Our concerts have grown, from one small concert once a year to now a series of concerts during the year, and each one just gets better and better! As we get ready for our first online music concert, we want to take a look back at some of our student’s and teacher’s performances over the years.
We hope that you tune in with us for the concert this year. It will be a first for us, in that it will be streamed online. We really look forward to what our talented students and teachers have put together.
You may not think you are good at singing, but everyone can sing! Even if you sing on your own, in your room with headphones on and no-one around! There are some surprising health benefits to singing out loud! And just the same as anything, with a little help and training you can improve your singing. So if you ever wanted to enjoy singing even more, we can encourage you to take a singing lesson! If the following reasons don’t make you want to give it a go, at least keep on singing in the shower!
Singing strengthens the immune system
Research conducted at the University of Frankfurt, confirmed that singing boosts the immune system. The study included testing a profesional choir during a rehearsal singing Mozart’s “Requiem”. The researchers observed that the amount of Immunoglobulin A (a protein in the immune system that work as antibodies), were much higher right after the rehearsal. The same increases were not seen in the choir members who passively listened to the music.
Sounds are believed to improve specific aspects of your health and there are at least 5 different sounds you can sing to improve your bodies overall function:
Singing the short “a” sound (as in ahh) for 2-3 minutes will help you to stop feeling sad. It forces oxygen into the blood & brain, which in turn triggers a release of endorphins.
The short “e” sound (as in ‘echo’) makes the thyroid gland produce hormones that help to improve digestion & metabolism.
The long “e” sound (as in ‘see’) stimulates the pineal gland, boosting your alertness & learning. Try this before studying!
The long “o” sound (as in ‘open’) helps the pancreas and can regulate blood sugar after a meal.
The double “o” sound (as in ‘cool’) makes the spleen/immune system to boost infection-fighting white blood cells.
Let’s get singing to help our bodies fight off Corona Virus!
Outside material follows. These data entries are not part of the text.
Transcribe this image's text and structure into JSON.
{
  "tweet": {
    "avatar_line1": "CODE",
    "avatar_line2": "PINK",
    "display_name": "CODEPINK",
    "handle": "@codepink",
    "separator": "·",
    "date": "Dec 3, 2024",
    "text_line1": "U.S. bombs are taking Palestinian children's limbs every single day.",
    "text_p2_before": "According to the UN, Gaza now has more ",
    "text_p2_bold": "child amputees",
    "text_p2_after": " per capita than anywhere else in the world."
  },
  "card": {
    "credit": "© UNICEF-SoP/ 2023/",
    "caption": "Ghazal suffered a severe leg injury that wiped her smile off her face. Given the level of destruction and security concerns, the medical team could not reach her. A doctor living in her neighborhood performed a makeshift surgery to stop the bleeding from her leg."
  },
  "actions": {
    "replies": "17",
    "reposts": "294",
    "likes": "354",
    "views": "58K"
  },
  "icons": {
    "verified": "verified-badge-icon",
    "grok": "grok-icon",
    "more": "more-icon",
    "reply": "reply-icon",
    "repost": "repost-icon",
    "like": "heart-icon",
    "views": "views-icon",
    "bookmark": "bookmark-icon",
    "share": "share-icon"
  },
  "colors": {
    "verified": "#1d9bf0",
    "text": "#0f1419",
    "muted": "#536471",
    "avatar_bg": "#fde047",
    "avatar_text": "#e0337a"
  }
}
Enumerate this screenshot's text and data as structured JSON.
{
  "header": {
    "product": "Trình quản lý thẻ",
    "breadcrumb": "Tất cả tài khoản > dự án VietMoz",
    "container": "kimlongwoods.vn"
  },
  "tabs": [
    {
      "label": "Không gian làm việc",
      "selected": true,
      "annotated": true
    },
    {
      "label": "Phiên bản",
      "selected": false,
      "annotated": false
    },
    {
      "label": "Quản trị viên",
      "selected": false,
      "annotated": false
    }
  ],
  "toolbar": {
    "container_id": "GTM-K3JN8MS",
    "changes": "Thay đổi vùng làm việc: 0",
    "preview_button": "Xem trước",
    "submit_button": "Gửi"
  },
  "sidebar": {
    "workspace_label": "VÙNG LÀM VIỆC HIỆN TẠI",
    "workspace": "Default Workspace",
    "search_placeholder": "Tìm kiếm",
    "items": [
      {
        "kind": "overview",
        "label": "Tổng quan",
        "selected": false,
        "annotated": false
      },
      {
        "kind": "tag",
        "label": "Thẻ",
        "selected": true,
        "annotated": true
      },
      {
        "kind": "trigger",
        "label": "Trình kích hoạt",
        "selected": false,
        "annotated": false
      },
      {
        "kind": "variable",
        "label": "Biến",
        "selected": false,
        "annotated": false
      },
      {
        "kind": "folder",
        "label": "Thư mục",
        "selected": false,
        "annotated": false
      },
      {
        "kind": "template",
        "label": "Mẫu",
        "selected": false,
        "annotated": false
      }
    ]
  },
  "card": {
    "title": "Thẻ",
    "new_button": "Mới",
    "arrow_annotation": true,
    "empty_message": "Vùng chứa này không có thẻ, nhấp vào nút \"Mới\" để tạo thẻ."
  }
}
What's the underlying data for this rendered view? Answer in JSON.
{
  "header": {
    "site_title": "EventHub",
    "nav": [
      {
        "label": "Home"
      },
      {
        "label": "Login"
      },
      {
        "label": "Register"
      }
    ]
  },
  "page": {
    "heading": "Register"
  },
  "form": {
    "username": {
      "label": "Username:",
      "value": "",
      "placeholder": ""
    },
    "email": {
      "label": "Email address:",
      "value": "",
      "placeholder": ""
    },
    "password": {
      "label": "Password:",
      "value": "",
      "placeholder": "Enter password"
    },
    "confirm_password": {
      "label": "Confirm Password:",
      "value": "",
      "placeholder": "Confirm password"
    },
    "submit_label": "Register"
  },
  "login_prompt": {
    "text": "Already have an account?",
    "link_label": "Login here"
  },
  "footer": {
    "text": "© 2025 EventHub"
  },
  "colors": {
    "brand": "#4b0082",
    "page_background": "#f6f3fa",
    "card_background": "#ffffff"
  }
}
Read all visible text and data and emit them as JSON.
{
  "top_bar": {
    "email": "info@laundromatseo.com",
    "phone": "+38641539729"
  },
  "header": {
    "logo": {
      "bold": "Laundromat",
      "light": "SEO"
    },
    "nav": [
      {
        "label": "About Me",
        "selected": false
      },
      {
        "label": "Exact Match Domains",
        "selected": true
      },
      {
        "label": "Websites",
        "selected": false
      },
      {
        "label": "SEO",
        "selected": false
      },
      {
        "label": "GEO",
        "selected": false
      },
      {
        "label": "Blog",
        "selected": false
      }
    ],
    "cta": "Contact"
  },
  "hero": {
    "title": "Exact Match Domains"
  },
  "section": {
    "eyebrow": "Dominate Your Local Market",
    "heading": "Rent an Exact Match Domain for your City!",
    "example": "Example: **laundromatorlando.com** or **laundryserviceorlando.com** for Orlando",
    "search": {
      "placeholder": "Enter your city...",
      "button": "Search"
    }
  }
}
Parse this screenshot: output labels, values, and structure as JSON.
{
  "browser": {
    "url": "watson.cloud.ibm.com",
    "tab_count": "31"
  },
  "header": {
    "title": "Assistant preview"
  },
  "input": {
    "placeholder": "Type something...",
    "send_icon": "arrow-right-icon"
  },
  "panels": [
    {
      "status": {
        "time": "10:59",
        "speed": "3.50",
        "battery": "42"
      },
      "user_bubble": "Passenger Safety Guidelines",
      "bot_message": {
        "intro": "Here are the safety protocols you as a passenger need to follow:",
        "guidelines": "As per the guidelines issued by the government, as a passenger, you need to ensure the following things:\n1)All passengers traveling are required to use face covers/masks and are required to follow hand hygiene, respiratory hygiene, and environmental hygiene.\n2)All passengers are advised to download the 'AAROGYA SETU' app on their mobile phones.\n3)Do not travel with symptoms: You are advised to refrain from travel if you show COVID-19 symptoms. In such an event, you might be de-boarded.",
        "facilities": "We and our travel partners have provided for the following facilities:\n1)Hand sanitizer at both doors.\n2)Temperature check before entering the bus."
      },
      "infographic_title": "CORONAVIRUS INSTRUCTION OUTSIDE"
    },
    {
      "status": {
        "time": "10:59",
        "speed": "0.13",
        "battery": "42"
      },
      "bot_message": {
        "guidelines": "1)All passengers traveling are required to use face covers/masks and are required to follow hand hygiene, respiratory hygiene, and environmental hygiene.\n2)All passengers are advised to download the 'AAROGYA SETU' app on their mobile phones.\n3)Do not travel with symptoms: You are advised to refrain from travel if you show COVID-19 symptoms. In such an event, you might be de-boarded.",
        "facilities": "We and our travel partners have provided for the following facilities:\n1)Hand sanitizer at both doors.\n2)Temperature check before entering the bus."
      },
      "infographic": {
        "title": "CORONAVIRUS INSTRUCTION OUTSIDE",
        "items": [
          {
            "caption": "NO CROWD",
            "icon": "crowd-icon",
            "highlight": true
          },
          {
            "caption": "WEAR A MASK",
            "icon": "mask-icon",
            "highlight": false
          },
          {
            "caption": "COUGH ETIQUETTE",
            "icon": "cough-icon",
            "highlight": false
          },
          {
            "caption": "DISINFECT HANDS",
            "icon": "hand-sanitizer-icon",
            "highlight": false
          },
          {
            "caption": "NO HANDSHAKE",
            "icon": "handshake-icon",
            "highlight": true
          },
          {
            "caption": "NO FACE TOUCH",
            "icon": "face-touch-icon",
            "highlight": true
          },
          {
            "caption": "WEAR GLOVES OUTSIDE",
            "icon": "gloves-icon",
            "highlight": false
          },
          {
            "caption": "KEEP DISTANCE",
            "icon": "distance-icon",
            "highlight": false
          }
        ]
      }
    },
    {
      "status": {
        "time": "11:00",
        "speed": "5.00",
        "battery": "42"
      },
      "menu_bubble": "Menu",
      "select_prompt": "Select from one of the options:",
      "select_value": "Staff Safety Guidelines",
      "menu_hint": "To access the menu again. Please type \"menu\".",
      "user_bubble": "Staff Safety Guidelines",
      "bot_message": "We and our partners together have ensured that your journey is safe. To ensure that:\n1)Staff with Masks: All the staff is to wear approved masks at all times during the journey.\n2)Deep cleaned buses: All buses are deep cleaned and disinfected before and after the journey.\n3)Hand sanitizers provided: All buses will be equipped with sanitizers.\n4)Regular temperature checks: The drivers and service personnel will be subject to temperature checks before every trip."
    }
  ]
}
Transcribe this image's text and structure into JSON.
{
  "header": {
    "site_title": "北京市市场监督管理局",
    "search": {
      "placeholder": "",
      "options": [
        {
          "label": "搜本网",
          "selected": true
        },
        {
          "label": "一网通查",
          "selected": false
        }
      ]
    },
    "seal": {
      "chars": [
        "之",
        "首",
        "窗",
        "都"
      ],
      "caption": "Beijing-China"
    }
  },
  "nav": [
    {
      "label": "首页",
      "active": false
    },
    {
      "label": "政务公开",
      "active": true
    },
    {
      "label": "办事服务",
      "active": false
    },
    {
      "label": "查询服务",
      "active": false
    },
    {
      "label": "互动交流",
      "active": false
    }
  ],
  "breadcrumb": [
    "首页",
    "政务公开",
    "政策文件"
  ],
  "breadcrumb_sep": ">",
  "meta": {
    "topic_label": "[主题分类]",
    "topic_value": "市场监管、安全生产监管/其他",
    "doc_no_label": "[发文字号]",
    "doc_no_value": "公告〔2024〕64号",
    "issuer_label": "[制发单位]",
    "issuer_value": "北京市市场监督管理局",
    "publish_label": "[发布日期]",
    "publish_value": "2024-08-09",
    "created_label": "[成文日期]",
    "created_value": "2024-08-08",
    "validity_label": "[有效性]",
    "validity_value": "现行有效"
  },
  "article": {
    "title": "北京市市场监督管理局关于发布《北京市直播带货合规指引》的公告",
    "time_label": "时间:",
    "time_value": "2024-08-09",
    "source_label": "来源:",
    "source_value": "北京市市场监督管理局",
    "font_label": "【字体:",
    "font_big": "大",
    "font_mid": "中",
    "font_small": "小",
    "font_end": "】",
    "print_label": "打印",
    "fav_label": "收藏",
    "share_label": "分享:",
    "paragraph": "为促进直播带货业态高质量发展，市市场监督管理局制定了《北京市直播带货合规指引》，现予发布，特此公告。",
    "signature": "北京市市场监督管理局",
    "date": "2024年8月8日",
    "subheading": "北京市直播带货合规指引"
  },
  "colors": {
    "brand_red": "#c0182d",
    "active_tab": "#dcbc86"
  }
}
We certainly need all the help we can get!
Singing is a workout
Have you ever found yourself tired after a good Karaoke session? Singing can be an excellent form of exercise, especially for those who are unable to like the older generation or those who are physically disabled. If you’re healthy, your lungs will still get a serious workout if you use the correct singing techniques. And you may be working muscles that you don’t generally use in other forms of exercise. Singing stimulates your overall circulation. And we all know that more oxygen benefits your whole body! Singing may even help to increase your aerobic capacity and stamina.
Singing improves your posture
The more you sing, the stronger your lungs become. As you work your chest muscles, your chest cavity expands, your shoulders and back align, and eventually it all works together, lifting and straightening your posture. Standing up straight is part of correct technique for singing. Your singing teacher will agree. And a good posture relieves back and neck strain!
Singing helps with sleep
Do you snore? Does your partner? Who can sleep with all this snoring going on? Well singing may be the answer to sweet dreams! According to a health article in Daily Mail Online, experts believe singing can help strengthen throat and palate muscles, which helps stop snoring and sleep apnea.
Singing combats Anxiety & Depression
As you sing, your brain triggers a release of endorphins. These help to alleviate depression, anxiety, and stress. Studies have even shown that singing can decrease our cortisol levels, which are responsible for stress. Singers often experienced improved mood and increased relaxation.